At the heart of Boeheim’s pitch: He wanted Anthony to win an NBA championship.

Well, Anthony discarded Boeheim’s advice and re-signed with the Knicks. So, Boeheim is predicting the outcome he always predicted if Anthony returned to New York.

Boeheim, via Mike Walters of Syracuse.com:

“He’s unlikely to win an NBA title,” Boeheim said. “He’s never been on a team that even had a remote chance of winning an NBA title. As a player, all you can do is try to make your team better and every team he’s been on he’s made them a lot better. Denver hadn’t done anything prior to him getting there and he took them into the playoffs. They weren’t going to beat the Lakers or the Spurs. In those years, they won the championship most of the time.

“But he’s always made his team better,” added Boeheim. “It’s obvious. You look back on your total basketball experience and he had a great high school team, he won the NCAA championship and he’s won three gold medals in the Olympics. That’s a pretty good resume.”

This is a classic controversy. Boeheim caused it by being honest.

Anthony probably won’t win a title.

He’s 32, playing for a team with a middling-at-best supporting cast and seems content remaining in New York. His most valuable teammate, Kristaps Porzingis, is so young, his prime might not overlap with Anthony’s. The Knicks limited themselves in the next few seasons by guaranteeing 31-year-old Joakim Noah more than $72 million over the next four years.

Most players are unlikely to win another championship. Most of exceptions play for the Warriors. I’m not even sure LeBron James is more likely than not to win another title.

Anthony sure isn’t.

That’s not the end of the world, and as Boeheim – and Anthony – said, Anthony can still have a good résumé.

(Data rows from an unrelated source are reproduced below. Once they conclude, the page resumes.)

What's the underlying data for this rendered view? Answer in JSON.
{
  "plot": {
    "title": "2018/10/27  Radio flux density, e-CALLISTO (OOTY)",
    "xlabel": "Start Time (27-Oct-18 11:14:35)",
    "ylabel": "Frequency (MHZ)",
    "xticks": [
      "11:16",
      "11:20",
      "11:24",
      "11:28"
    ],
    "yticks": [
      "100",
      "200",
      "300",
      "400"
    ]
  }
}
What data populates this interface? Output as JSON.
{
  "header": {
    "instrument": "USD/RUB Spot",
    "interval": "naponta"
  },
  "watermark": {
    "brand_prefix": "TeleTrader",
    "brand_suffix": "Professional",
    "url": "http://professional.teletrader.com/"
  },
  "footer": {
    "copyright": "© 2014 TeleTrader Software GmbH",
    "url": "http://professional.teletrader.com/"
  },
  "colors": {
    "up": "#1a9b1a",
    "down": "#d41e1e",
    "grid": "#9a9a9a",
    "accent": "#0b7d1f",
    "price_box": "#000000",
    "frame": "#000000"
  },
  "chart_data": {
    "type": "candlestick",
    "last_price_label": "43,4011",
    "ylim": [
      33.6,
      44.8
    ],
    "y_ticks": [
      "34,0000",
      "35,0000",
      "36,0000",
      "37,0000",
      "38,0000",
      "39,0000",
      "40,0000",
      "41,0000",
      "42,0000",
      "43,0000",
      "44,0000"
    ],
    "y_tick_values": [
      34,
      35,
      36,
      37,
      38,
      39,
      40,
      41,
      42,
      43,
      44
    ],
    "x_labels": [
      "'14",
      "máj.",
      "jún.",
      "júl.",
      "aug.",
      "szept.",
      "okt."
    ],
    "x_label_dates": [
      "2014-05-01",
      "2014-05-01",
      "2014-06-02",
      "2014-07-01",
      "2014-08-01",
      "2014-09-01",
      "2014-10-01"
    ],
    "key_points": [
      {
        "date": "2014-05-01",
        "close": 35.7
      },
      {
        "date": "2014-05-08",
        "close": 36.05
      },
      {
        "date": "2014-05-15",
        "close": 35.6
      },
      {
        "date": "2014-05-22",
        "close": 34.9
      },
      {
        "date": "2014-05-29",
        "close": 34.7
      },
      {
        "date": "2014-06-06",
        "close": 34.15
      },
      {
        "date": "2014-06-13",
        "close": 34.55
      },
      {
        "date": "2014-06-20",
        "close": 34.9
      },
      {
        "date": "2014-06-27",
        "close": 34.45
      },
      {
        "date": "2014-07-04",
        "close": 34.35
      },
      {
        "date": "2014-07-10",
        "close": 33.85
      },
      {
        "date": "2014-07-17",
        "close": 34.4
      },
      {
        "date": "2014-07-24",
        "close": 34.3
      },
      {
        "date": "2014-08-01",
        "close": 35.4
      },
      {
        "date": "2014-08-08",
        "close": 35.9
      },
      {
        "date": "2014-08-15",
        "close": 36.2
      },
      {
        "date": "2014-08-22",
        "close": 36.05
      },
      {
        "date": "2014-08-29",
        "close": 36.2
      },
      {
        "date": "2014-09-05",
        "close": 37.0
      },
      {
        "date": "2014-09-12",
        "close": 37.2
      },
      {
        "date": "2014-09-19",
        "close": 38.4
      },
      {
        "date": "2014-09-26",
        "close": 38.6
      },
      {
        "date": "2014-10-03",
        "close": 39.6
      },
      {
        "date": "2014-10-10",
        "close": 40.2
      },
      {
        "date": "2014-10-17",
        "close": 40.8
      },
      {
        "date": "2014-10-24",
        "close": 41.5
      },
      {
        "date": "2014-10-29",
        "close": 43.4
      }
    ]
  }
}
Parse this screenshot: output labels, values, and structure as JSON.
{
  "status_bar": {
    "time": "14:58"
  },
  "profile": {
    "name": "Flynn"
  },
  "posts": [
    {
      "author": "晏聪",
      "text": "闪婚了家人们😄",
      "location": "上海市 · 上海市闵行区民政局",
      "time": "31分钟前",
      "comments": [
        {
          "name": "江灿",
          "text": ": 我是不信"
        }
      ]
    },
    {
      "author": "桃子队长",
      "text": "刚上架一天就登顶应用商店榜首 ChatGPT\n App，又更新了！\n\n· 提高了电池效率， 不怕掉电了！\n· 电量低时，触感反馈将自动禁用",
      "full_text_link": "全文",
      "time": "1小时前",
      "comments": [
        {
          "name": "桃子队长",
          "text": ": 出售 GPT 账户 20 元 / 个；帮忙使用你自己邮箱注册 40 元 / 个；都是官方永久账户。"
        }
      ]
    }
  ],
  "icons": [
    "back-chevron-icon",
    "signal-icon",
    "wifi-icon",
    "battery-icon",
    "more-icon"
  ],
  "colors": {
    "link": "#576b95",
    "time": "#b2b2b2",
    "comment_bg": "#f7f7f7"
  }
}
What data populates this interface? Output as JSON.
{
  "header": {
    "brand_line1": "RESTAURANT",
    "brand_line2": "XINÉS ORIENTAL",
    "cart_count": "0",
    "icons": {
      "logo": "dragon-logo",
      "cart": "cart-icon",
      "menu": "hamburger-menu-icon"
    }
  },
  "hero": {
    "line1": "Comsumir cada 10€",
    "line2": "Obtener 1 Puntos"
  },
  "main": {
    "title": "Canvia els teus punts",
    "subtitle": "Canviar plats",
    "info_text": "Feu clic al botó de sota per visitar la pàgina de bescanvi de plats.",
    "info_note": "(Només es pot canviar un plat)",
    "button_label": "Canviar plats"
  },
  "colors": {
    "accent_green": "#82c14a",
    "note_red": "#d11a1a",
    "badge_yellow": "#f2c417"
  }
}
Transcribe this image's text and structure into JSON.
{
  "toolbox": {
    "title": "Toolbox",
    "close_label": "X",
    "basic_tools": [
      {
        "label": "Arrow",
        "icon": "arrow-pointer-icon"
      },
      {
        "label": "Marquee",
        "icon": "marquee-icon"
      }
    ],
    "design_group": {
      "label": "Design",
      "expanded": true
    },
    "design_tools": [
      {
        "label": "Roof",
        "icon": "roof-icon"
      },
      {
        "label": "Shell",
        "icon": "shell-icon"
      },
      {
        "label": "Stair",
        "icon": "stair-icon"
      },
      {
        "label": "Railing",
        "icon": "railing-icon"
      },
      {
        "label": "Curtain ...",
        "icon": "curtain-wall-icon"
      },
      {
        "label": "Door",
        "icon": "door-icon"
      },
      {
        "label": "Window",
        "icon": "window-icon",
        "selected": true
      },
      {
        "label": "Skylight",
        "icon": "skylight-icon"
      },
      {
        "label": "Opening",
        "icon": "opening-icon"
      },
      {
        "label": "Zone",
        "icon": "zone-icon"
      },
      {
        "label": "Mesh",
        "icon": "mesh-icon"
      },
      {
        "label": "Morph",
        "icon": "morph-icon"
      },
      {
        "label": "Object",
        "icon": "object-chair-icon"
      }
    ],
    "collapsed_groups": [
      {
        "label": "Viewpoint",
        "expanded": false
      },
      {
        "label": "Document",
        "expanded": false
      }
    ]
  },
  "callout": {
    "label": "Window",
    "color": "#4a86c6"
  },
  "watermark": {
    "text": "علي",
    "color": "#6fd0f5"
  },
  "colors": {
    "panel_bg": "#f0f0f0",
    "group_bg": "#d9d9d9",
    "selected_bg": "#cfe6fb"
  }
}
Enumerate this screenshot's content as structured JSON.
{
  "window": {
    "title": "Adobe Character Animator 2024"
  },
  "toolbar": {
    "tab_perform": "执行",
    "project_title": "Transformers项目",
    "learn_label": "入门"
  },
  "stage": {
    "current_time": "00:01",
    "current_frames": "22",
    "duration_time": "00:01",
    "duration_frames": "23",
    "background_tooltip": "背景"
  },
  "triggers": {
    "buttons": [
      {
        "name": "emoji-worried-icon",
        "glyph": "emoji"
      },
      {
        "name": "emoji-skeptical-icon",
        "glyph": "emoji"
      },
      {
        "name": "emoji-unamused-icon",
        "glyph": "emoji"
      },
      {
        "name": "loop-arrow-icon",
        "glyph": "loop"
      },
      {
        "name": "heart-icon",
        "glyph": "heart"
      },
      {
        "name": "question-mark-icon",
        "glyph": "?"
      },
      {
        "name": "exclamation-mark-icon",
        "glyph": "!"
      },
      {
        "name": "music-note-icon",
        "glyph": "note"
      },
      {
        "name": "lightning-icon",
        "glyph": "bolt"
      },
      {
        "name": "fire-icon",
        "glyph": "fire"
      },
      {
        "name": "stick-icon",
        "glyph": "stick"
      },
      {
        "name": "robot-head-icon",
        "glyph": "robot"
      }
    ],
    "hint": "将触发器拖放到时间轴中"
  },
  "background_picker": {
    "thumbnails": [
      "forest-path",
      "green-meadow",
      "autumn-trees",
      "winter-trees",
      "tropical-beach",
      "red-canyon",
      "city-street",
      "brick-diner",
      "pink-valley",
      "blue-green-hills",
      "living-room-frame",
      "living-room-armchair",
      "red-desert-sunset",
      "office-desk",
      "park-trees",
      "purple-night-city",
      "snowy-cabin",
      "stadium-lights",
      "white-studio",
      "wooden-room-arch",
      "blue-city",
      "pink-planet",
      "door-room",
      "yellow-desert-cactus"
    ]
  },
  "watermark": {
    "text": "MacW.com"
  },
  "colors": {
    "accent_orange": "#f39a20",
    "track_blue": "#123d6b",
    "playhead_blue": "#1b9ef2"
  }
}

But it has to sting for such a prominent basketball figure in the state of New York and proud Anthony supporter tell the truth so bluntly.